Data provided Start Marker
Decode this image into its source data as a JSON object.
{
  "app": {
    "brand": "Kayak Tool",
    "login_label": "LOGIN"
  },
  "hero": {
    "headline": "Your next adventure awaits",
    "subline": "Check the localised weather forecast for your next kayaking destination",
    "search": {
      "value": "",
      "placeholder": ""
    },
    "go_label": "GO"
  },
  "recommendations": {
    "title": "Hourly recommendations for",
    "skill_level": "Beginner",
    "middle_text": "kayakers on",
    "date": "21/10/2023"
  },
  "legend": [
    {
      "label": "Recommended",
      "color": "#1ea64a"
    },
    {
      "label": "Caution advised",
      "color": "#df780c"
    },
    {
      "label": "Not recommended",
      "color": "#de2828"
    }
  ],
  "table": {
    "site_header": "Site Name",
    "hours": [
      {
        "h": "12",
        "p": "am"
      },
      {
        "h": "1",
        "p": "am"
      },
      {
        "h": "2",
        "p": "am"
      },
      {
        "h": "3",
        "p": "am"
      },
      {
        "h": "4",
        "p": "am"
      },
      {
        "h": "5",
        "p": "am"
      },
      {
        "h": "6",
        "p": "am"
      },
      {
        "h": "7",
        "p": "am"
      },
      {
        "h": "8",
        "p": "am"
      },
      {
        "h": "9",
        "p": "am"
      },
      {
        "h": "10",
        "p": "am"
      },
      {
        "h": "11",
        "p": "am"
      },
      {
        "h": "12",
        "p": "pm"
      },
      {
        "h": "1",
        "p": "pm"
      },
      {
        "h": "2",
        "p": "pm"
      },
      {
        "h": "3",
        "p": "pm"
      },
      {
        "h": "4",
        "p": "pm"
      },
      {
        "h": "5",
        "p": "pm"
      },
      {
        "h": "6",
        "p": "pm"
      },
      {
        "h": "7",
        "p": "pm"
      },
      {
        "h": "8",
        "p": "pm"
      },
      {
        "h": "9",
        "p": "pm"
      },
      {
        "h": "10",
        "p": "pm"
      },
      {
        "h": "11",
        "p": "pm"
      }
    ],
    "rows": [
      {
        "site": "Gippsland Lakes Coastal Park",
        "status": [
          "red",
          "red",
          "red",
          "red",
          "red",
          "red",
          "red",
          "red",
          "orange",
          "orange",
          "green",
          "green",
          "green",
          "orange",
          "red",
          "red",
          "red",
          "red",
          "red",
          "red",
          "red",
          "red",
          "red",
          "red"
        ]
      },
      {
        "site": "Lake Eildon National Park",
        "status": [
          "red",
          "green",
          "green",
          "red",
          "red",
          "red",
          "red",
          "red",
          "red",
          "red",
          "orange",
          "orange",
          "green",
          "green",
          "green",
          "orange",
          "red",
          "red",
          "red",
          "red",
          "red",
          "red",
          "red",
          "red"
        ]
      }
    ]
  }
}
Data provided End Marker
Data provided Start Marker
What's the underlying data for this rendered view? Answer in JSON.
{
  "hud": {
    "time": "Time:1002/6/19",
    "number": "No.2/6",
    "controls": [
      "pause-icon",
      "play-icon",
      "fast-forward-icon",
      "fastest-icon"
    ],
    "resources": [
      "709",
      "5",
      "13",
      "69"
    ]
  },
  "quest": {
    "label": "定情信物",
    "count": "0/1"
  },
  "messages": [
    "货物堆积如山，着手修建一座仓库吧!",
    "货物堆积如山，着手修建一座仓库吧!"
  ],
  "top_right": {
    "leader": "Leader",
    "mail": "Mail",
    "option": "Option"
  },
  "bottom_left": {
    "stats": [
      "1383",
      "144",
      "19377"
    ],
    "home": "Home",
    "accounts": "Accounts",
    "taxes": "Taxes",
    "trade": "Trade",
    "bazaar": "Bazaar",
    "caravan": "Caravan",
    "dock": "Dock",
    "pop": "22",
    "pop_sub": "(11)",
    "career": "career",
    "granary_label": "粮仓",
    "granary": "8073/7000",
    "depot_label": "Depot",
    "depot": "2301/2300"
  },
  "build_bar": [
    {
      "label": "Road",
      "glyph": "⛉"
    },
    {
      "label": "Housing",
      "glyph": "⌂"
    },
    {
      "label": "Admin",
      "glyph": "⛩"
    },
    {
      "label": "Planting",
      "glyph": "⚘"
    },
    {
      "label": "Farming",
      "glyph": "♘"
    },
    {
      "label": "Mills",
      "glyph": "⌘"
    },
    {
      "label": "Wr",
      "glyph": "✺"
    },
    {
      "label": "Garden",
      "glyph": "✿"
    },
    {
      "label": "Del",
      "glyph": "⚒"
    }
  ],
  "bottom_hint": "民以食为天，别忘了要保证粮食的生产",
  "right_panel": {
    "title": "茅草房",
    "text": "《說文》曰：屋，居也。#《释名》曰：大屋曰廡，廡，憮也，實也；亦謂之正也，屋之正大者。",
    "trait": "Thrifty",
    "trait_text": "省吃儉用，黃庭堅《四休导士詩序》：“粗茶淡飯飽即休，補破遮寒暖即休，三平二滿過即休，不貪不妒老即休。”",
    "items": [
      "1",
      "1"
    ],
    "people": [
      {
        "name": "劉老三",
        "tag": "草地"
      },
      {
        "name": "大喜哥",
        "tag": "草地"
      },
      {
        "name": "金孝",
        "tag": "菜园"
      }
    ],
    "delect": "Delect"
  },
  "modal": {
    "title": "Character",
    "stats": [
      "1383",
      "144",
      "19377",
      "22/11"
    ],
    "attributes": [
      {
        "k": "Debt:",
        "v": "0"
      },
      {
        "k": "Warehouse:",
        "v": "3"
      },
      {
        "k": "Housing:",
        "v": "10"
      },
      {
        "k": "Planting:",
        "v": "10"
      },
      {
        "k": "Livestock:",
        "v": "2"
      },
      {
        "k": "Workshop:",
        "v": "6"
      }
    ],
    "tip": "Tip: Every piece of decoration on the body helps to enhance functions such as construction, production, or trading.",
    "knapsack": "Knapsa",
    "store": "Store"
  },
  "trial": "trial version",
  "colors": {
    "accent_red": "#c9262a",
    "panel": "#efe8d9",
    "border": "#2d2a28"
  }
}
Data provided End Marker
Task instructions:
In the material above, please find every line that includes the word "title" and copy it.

Output below:
    "title": "Hourly recommendations for",
    "title": "茅草房",
    "title": "Character",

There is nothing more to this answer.